RONSON: The last track on the album is really cheeky. You end on a seven-minute song where the last four minutes are just sounds. It looks like a really intentional thing, can you explain it?
LI: I wanted to end on a divine frequency. I was obsessed with neurology while working on the album. The problem with me is that when I make albums, I just make them for myself. It felt like such a heavy album – like a big cake of pain – and I needed time to decompress. Also, I was so interested in the escape of the environment at the end, like in a movie. This song is my final scene, alone in the rain, while the credits roll.
RONSON: You get into such heavy emotional stuff in this music. Do you find that dwelling on it brings you back inside, or do you find catharsis in the process?
LI: It’s completely cathartic. With each disc, you also discover this new character in you which emerges and overcomes all pain. I usually cut and color my hair.
RONSON: You definitely tout the virtues of psychedelics as therapy. I totally believe in therapy and have used a lot of psychedelics, but never really combined the two. Has it brought you healing?
LI: It’s breathtaking and life changing, like the effects of music. When we channel music it is a doorway to heaven, and psychedelic therapy is similar in that it puts you in a state of openness and your guards are down. It’s a really beautiful place.
RONSON: When it was time to do my heartbreak record, you were the first person I went to. You ended up being my main collaborator, sparring partner and sounding board. We did a lot of great songs together. It wasn’t that long ago that you were writing this music and making these films. Is it a bit like looking in the rear view mirror? Does that sound foreign to you?
LI: I’m so happy right now, which is quite strange for me and also very scary because I’ve never felt that way. I try to be okay with love and peace. It’s pretty foreign because of all the time I was traveling with psychedelics. When you do ayahuasca, it’s like 10 years of therapy. I was working through the grief of my relationships, but also of life. I was finally processing my mother’s death. There were heavy things I was working on.
RONSON: I was looking at your Spotify, and I thought it was so funny that you released a slower acoustic version of a single and it became even more popular than the original.
LI: This was actually made by a kid on TikTok, and it exploded. Somehow I have a kismet thing where I actually have nothing to do with my biggest commercial hits.
RONSON: It looks like you’ve agreed to be responsible for one of the biggest bangers on the dance floor of the past 15 years.
LI: I’m very grateful for that.
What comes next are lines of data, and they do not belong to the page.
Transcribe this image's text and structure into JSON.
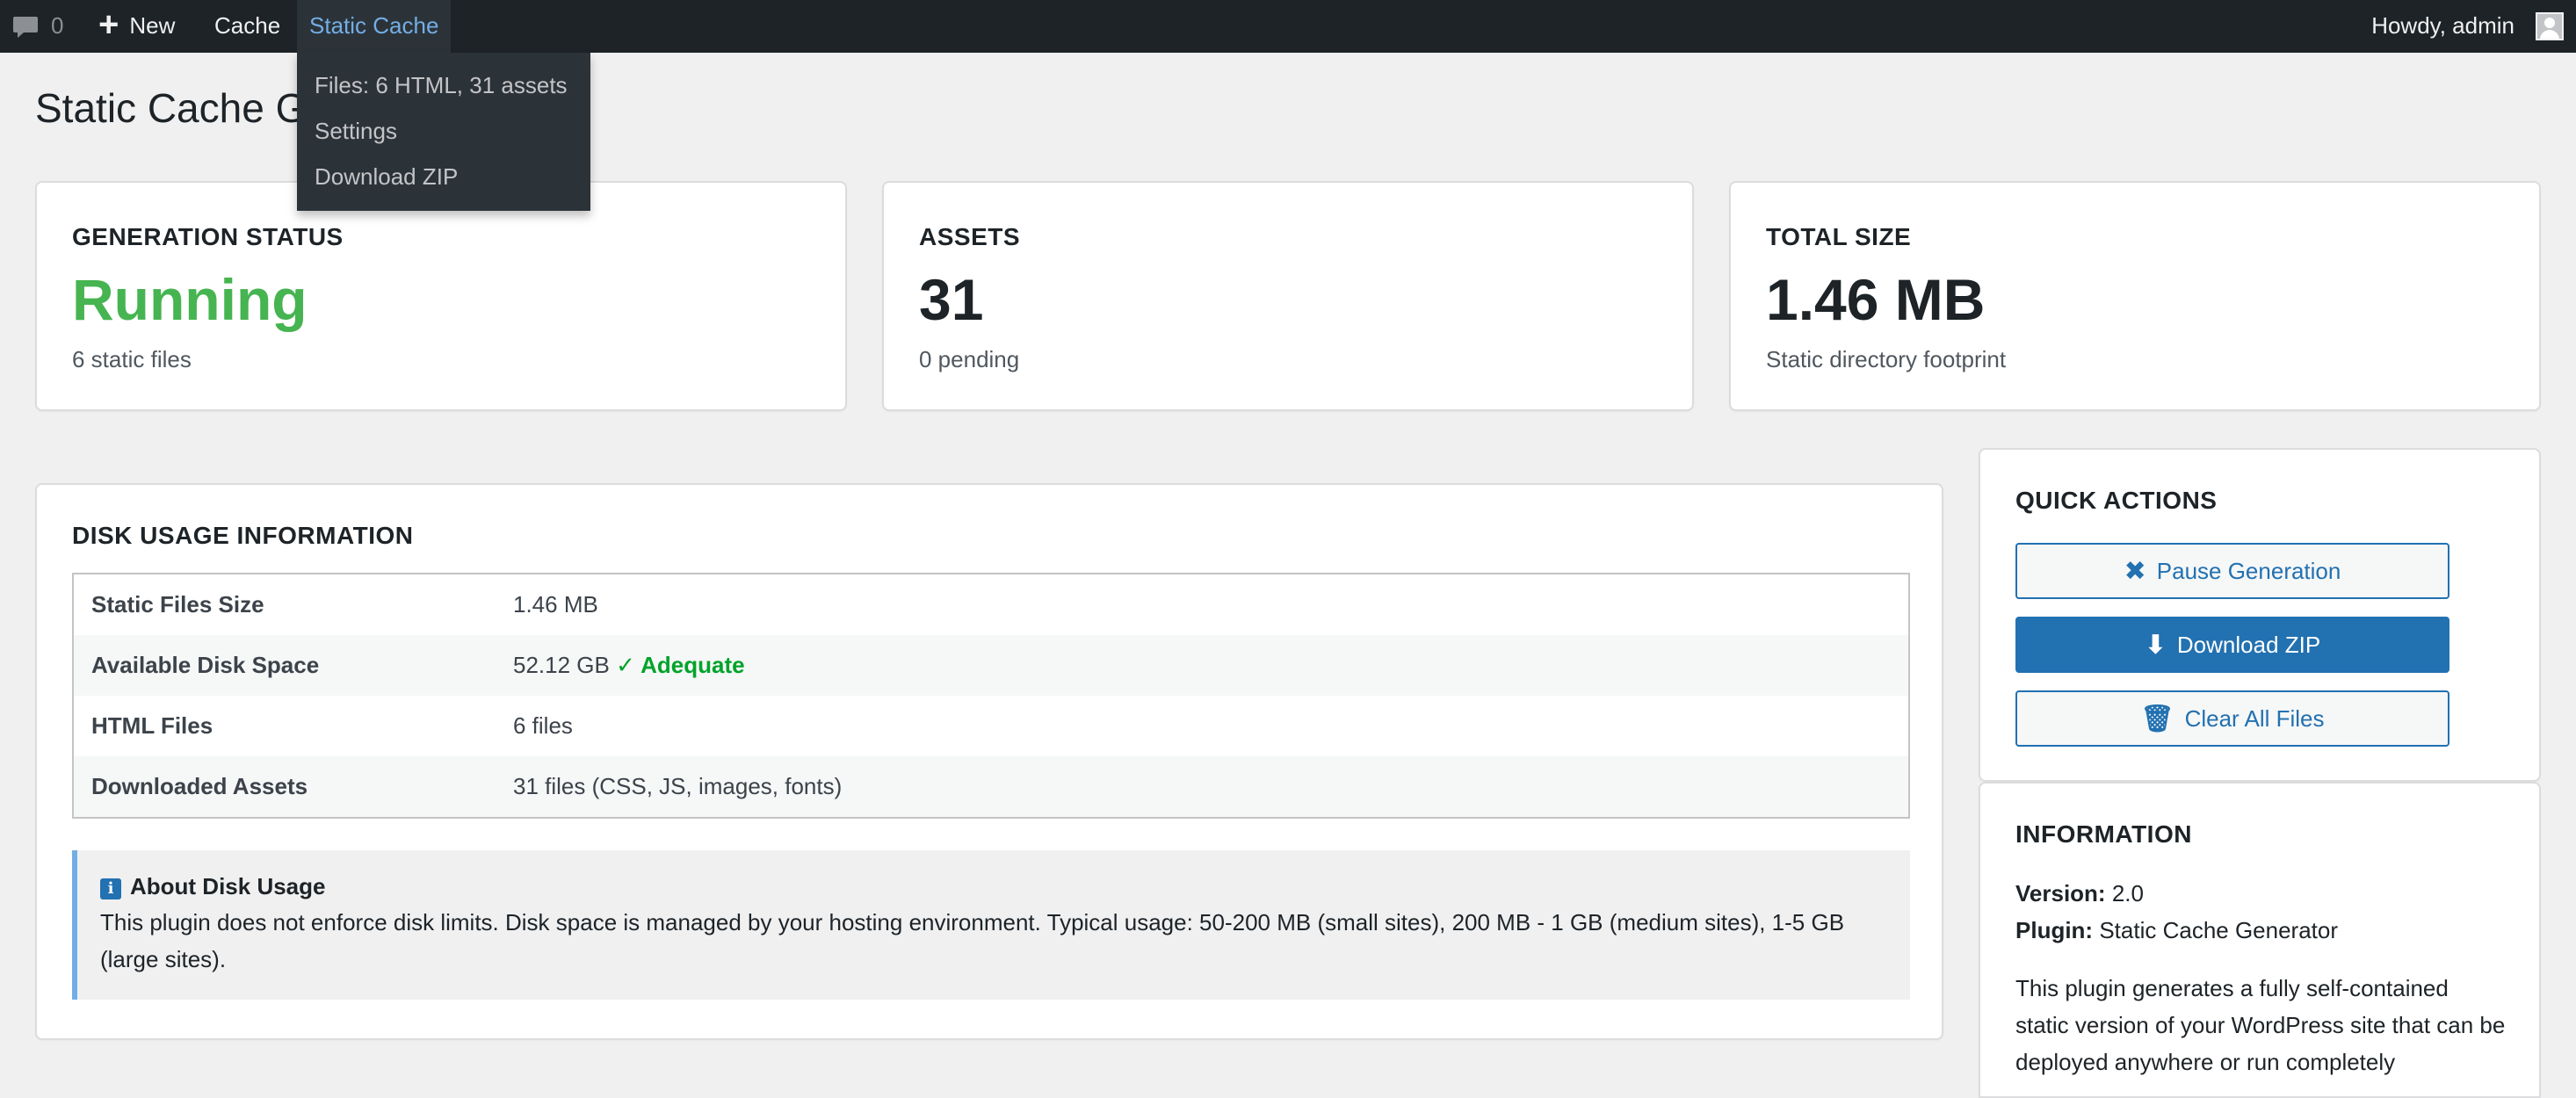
{
  "adminbar": {
    "comments_count": "0",
    "new_label": "New",
    "cache_label": "Cache",
    "static_cache_label": "Static Cache",
    "howdy": "Howdy, admin"
  },
  "dropdown": {
    "items": [
      "Files: 6 HTML, 31 assets",
      "Settings",
      "Download ZIP"
    ]
  },
  "page": {
    "title": "Static Cache G"
  },
  "stats": [
    {
      "title": "GENERATION STATUS",
      "value": "Running",
      "sub": "6 static files",
      "value_color": "#46b450"
    },
    {
      "title": "ASSETS",
      "value": "31",
      "sub": "0 pending"
    },
    {
      "title": "TOTAL SIZE",
      "value": "1.46 MB",
      "sub": "Static directory footprint"
    }
  ],
  "disk": {
    "title": "DISK USAGE INFORMATION",
    "rows": [
      {
        "label": "Static Files Size",
        "value": "1.46 MB"
      },
      {
        "label": "Available Disk Space",
        "value": "52.12 GB",
        "status": "✓ Adequate"
      },
      {
        "label": "HTML Files",
        "value": "6 files"
      },
      {
        "label": "Downloaded Assets",
        "value": "31 files (CSS, JS, images, fonts)"
      }
    ],
    "notice_title": "About Disk Usage",
    "notice_text": "This plugin does not enforce disk limits. Disk space is managed by your hosting environment. Typical usage: 50-200 MB (small sites), 200 MB - 1 GB (medium sites), 1-5 GB (large sites)."
  },
  "quick_actions": {
    "title": "QUICK ACTIONS",
    "pause": "Pause Generation",
    "download": "Download ZIP",
    "clear": "Clear All Files"
  },
  "information": {
    "title": "INFORMATION",
    "version_label": "Version:",
    "version": "2.0",
    "plugin_label": "Plugin:",
    "plugin": "Static Cache Generator",
    "description": "This plugin generates a fully self-contained static version of your WordPress site that can be deployed anywhere or run completely"
  },
  "colors": {
    "accent": "#2271b1",
    "success": "#00a32a",
    "adminbar": "#1d2327"
  }
}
At first I was not at all, but now I think it’s a gift. I love seeing people kiss her on the dance floor.